Skateboards and see-saws: gripping art in Galway
John Gerrard, Howard Hodgkin and Richard Gilligan shine at Galway Arts Festival’s visual-arts strand, while Heneghan Peng’s giant wooden see-saw bench is a big hit
Rich Gilligan’s exhibition DIY
Heneghan Peng’s giant wooden see-saw bench
Nathaniel Mellors’s absurdist video installation series Ourhouse
John Gerrard’s exhibition Cuban School
A brooding presence at the centre of the Absolut Gallery on the Headford Road, John Gerrard’s Cuban Schools offers a melancholy vision of a system in decline. The schools are indeed Cuban, built in the 1960s and now visibly fraying at the edges, but as Gerrard presents them, they stand as symbols of various kinds of unravelling, not necessarily Cuba per se. They could be any piece of infrastructure, doomed to entropic decay once the energy is turned off.
Energy is often the crucial issue for Gerrard: its sources, extraction, uses and destructive misuse. While his work is ominous and often quite dark in mood, it is also usually strikingly beautiful. That’s true of the Cuban schools. The crumbling modernist constructions, copiously documented onsite – between four and five thousand high-definition photographs each – and meticulously recreated as “virtual sculptures” using real-time 3D software, have an austere, geometric beauty that recalls minimalist abstract sculpture and its successors.
There is no beginning or end to the works: they endlessly track their way around the perimeter of the desolate buildings. Time passes but there is no linear, narrative structure. The intermittent appearance of two caretakers is the only indication of human inhabitants. You can watch for a couple of minutes or for hours. Either way, you’re aware that you’re getting a glimpse into a parallel reality.
It’s a fine, thoughtful centerpiece to the cluster of exhibitions in the gallery, where an architectural theme prevails. This is most obvious in Shifting Ground, the touring show based around Ireland’s representation at last year’s Venice Architectural Biennale. That might sound a little dry, all blueprints and cardboard models – if you haven’t seen the show in Venice or Dublin, that is. It is getting a fantastic response in Galway.
‘Please sit on the exhibit’
Most obviously, people warm to Heneghan Peng’s giant wooden see-saw bench, which was the Irish Pavilion in Venice. It’s unusual to be invited to “Please sit on the exhibit”, but visitors don’t have to be asked twice and clearly love the idea.
Another big hit is Grafton Architects’ juxtaposition of large-scale photographs of the monastic settlement on Skellig Michael off the Kerry coast and the mountainous 15th-century Inca site of Machu Picchu in Peru, an inspired combination.

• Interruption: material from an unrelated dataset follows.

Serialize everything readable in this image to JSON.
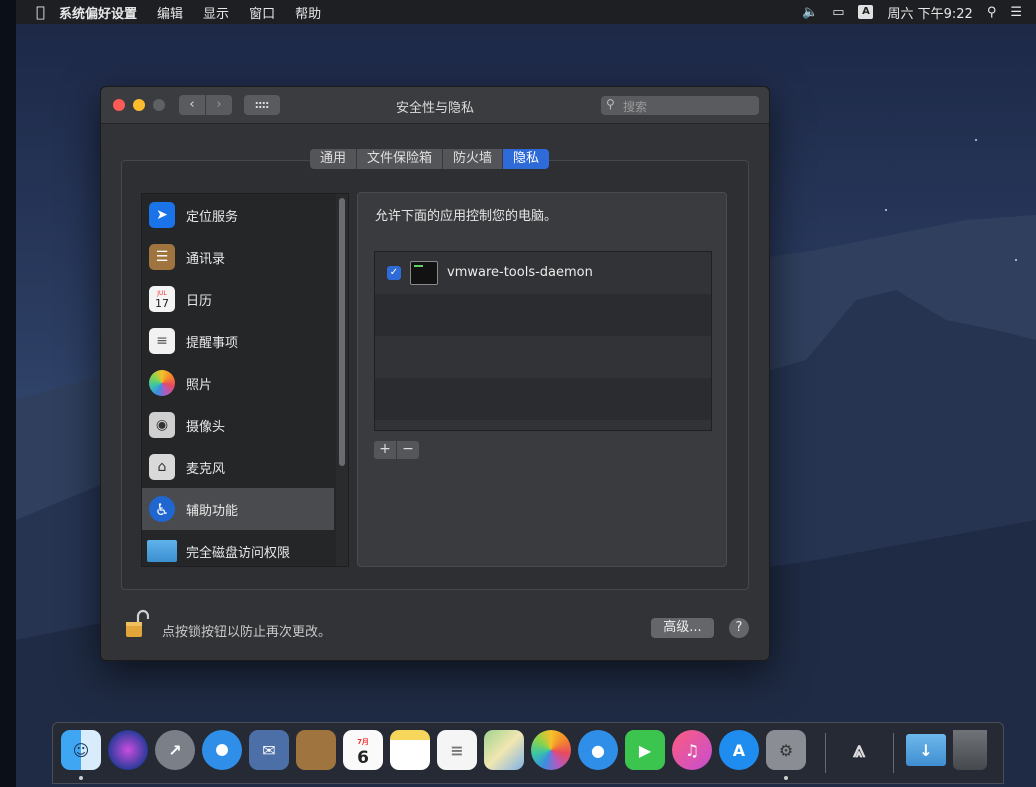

Both are iconic. What’s surprising is the close correspondence between the two. Grafton Architects was invited to exhibit at the biennale by its director, David Chipperfield, and, having won a competition to design a new university campus in Lima, it opted to celebrate the work of architect Paulo Mendes da Rocha (and they picked up an award).
Chipperfield also invited the participation of O’Donnell Toomey, whose main structure is not replicated, but its generous and inspiring display of the “architects, artists, writers, poets and performers” who sustain the practice is.
If you don’t read the label first, it may take you a while to figure out what photographer Richard Gilligan’s urban landscapes and portraits in DIY are about (they are published in book form by 1980 Éditions, a volume already out of print). Gilligan has skateboarded since his teens, and over a period of several years he has visited the unofficial skateboard arenas constructed by groups of enthusiasts throughout Europe and the US.
The practitioners of the phenomenon – also called DIY – form a distinct movement within skateboarding. A level of secrecy is necessary because they co-opt marginal, abandoned or neglected spaces and reinvent them, creating sculptural interventions as arenas.
Typically coverage of skateboarding concentrates on thrills and spills and the vagaries of youth culture. Gilligan does something much more profound, creating a series of classically contemporary urban landscapes that celebrate co-operative action in the making of social spaces. What might be thought of as marginal to or outside social norms, he suggests, actually encapsulates the essence of communal spirit and provides a blueprint for social action.